Or maybe it’s just about making the best sandwich possible.
Where there are historic centers of Italian immigration, there tend to be Godfathers, but the sandwich does exist outside the Acela corridor. In Portland, Oregon, the Baker’s Mark makes a Godfather (along with a meatless version), and over in the heartland, Wisconsin-wide chain Milio’s Sandwiches drenches its Godfather in “gourmet Italian dressing” and regrettable puns. It’s so awe-inspiring, the website alleges, that if someone tries to steal yours, you’ll threaten them, “Over my bread body.”
Where there are historic centers of Italian immigration, there tend to be Godfathers.
According to Bagliani, “The Godfather is not universal.” The Hammonton deli has been around since 1959, but the Godfather’s appearance on their sub menu grew out of changing tastes in the early 2000s. “When we brought in specialty [foods], we got into those next-level [Italian meats]. They were very popular with Italians and Italian Americans, but really with everyone.” So the Godfather was born as an upgraded Italian hoagie. “Instead of Genoa salami, let’s do soppressata; instead of capicola, which is a cooked American product, let’s do cured coppa [capocollo]. We took the idea of the American hoagie and juiced it up to make it specialty.”

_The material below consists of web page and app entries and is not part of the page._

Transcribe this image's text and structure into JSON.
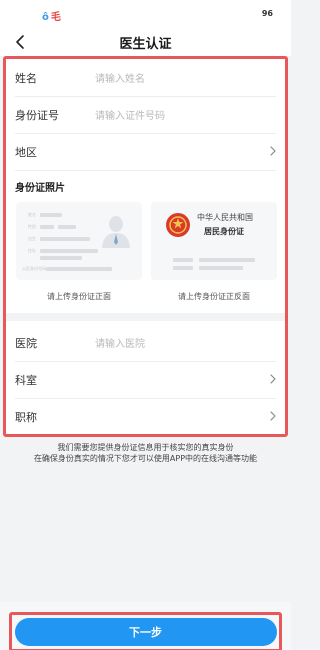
{
  "status_bar": {
    "left_mark_1": "ô",
    "left_mark_2": "毛",
    "battery": "96"
  },
  "nav": {
    "title": "医生认证"
  },
  "form": {
    "name": {
      "label": "姓名",
      "placeholder": "请输入姓名"
    },
    "id_number": {
      "label": "身份证号",
      "placeholder": "请输入证件号码"
    },
    "region": {
      "label": "地区"
    },
    "id_photos": {
      "section_title": "身份证照片",
      "front_caption": "请上传身份证正面",
      "back_caption": "请上传身份证正反面",
      "back_card_line1": "中华人民共和国",
      "back_card_line2": "居民身份证"
    },
    "hospital": {
      "label": "医院",
      "placeholder": "请输入医院"
    },
    "department": {
      "label": "科室"
    },
    "title": {
      "label": "职称"
    }
  },
  "info": {
    "line1": "我们需要您提供身份证信息用于核实您的真实身份",
    "line2": "在确保身份真实的情况下您才可以使用APP中的在线沟通等功能"
  },
  "footer": {
    "next_label": "下一步"
  },
  "colors": {
    "accent": "#2196f3",
    "highlight": "#e8575a",
    "emblem": "#d93a2b"
  }
}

Similarly, Cacia thinks of his Godfather as “our version of the Italian hoagie,” the noteworthy difference being not in the meat but in the cheese, sharp instead of mild provolone. A billboard featuring the sandwich stands not far from the deli, over the Red Carpet Inn on the Black Horse Pike. Cacia claims the family was doing the sandwich at its first South Jersey location, in Blackwood, 40 years ago, “but we didn’t start calling it ‘the Godfather’ till we opened [a location] in Hammonton 20 years ago.” (This gives Hammonton a third claim to fame, after its mighty blueberry industry and Kellyanne Conway.)

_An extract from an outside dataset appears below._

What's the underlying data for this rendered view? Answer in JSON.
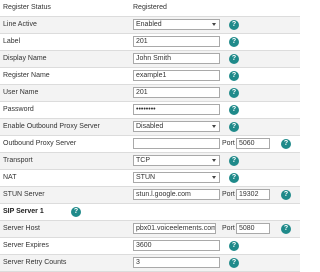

Up I-95 at Anthony’s, Sandomenico says the Godfather has been on the menu since day one. That’s 1987, back when Anthony Russo opened on Halstead Avenue, 14 miles from the Connecticut border. Dave Avicolli, who has owned Ro-Lynn with partner Steve Yancey since 1998, dates their Godfather to the late ’60s, a creation of the original owners, the Carmolingo family. After The Godfather premiered in 1972, they rechristened the sandwich in honor of the film. “You can go anywhere and find something similar,” Avicolli says, noting that each deli adds their own signature. At Ro-Lynn, that’s true prosciutto di Parma and their own house-roasted hot and sweet peppers.
So the Godfather is less a specific combination of ingredients than it is a sandwich as vibe—a little bit distinguished Don Corleone, a little bit Furio Giunta in flashy Versace silk. The namesake was like a mark of quality under which enterprising deli owners could create whatever made their sandwich-artist hearts soar. Can’t you hear the nonnas pulling paper tickets at the meat counter? “It’s their Godfather. It must be good.”